Which lines of the data contain the string "winload"? Show each of them.

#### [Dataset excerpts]
"""

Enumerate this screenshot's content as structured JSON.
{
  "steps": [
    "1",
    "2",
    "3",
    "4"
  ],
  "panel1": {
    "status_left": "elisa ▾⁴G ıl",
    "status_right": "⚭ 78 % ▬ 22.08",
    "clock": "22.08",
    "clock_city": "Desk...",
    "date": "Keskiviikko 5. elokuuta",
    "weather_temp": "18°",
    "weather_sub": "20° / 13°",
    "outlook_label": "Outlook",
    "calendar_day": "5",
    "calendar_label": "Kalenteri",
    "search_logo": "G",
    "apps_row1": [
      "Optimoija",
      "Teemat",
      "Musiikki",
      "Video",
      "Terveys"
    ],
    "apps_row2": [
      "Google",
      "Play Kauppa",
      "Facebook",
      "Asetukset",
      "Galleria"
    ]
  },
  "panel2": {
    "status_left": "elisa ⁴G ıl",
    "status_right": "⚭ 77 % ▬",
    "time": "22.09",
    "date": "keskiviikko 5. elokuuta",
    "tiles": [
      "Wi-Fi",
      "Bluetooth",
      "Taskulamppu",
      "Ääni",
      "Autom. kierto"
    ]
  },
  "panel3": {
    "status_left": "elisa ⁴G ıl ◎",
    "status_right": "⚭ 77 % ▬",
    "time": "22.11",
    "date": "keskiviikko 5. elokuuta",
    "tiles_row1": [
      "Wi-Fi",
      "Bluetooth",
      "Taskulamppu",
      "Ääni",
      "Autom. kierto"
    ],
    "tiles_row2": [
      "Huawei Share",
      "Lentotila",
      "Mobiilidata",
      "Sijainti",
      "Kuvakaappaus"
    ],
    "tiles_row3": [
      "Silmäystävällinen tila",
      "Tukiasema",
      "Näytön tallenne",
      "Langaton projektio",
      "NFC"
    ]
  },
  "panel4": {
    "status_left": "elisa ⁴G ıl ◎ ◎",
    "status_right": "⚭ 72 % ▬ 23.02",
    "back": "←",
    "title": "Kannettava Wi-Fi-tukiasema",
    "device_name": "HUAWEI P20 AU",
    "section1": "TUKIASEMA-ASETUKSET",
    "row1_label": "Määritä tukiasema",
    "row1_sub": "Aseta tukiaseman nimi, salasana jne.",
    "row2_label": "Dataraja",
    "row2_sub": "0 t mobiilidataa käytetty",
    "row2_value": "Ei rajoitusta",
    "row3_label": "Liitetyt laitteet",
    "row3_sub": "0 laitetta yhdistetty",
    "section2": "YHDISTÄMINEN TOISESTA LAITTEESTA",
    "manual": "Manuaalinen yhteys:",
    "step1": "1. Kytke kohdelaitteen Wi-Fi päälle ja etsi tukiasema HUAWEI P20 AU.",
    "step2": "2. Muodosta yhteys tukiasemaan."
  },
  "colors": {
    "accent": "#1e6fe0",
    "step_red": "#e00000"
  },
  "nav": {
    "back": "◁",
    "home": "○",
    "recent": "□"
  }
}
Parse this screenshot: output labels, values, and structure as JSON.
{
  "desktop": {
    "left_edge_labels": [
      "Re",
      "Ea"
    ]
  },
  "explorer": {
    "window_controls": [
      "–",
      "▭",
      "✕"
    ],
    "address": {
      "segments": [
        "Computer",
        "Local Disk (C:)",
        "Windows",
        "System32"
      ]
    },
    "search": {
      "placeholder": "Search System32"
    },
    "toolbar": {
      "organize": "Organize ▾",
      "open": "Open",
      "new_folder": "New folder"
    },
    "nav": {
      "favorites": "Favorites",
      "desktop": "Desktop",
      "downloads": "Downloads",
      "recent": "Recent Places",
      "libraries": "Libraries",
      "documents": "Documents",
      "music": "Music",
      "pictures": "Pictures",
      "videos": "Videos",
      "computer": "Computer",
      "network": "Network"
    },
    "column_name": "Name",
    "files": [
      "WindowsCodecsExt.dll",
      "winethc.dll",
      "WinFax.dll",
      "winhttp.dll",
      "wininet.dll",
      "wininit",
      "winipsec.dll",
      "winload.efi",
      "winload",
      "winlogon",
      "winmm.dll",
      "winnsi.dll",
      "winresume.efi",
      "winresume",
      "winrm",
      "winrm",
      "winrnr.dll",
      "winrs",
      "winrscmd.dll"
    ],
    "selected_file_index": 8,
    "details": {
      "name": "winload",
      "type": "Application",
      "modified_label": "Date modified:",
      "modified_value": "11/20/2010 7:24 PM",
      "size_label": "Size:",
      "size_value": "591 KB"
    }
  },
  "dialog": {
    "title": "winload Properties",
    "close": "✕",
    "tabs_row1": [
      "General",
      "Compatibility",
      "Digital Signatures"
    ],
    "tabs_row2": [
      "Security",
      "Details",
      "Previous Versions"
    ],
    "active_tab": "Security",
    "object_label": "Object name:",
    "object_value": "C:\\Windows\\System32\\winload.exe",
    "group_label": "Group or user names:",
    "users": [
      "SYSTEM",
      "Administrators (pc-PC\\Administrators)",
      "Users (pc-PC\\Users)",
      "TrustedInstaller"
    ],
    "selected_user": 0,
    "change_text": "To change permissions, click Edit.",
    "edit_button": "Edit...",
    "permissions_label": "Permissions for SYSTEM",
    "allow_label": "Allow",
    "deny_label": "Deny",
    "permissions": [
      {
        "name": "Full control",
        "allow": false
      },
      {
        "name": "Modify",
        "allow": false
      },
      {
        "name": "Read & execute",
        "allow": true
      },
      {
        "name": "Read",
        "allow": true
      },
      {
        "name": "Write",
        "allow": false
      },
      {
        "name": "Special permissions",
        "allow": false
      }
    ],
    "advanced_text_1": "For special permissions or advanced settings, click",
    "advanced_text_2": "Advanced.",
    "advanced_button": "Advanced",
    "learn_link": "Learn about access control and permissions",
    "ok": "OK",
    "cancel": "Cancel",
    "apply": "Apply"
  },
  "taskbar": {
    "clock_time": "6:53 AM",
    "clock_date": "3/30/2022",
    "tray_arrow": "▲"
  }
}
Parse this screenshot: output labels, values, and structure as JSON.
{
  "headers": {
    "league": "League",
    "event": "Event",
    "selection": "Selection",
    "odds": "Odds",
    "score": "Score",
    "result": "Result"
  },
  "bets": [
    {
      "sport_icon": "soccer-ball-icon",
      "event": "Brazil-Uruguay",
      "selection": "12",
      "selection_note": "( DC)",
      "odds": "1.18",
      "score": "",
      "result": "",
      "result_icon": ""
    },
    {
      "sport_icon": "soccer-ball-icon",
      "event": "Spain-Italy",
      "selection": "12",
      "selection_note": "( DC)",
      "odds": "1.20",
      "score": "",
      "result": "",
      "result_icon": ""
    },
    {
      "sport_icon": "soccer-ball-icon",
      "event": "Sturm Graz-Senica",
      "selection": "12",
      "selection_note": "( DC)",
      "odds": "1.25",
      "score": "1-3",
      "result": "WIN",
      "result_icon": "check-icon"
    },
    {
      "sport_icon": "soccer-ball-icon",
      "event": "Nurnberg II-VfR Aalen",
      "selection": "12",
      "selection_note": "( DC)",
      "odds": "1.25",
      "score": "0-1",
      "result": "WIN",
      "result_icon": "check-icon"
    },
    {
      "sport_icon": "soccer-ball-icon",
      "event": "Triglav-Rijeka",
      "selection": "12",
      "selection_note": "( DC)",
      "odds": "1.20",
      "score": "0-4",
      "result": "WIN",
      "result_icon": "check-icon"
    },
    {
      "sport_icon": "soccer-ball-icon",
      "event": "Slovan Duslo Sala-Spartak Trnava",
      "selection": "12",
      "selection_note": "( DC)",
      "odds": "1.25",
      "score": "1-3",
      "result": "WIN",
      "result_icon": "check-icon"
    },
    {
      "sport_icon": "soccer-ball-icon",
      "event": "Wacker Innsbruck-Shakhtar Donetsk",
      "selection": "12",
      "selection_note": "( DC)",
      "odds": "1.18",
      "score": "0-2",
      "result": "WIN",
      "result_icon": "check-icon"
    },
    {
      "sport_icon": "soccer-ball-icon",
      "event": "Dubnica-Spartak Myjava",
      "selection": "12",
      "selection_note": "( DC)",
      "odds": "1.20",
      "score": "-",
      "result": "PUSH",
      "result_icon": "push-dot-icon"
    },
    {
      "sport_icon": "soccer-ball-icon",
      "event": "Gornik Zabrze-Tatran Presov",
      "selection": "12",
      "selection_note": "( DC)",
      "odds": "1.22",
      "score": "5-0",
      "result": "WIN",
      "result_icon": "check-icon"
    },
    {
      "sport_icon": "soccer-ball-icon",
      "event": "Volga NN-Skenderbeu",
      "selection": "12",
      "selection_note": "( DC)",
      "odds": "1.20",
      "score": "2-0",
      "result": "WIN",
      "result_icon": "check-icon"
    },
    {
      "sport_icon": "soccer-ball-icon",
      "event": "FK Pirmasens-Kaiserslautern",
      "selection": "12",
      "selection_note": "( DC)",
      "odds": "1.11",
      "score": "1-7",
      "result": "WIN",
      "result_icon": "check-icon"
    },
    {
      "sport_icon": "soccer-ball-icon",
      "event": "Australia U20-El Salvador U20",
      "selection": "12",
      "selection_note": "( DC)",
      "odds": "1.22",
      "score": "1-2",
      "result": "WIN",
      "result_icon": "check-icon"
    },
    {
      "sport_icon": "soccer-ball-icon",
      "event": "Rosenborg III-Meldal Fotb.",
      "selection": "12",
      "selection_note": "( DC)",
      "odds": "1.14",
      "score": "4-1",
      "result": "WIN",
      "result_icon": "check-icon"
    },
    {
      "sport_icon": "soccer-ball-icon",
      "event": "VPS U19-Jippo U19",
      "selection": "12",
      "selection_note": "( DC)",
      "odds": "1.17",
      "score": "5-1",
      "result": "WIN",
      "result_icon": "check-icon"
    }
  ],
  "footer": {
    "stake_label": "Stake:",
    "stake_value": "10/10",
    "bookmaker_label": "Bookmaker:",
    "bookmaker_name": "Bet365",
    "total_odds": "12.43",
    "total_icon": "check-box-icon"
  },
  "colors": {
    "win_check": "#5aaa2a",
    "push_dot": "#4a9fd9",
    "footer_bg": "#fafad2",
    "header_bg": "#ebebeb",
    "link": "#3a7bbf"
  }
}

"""

#### [TASK OUTPUT]
      "winload.efi",
      "winload",
      "name": "winload",
    "title": "winload Properties",
    "object_value": "C:\\Windows\\System32\\winload.exe",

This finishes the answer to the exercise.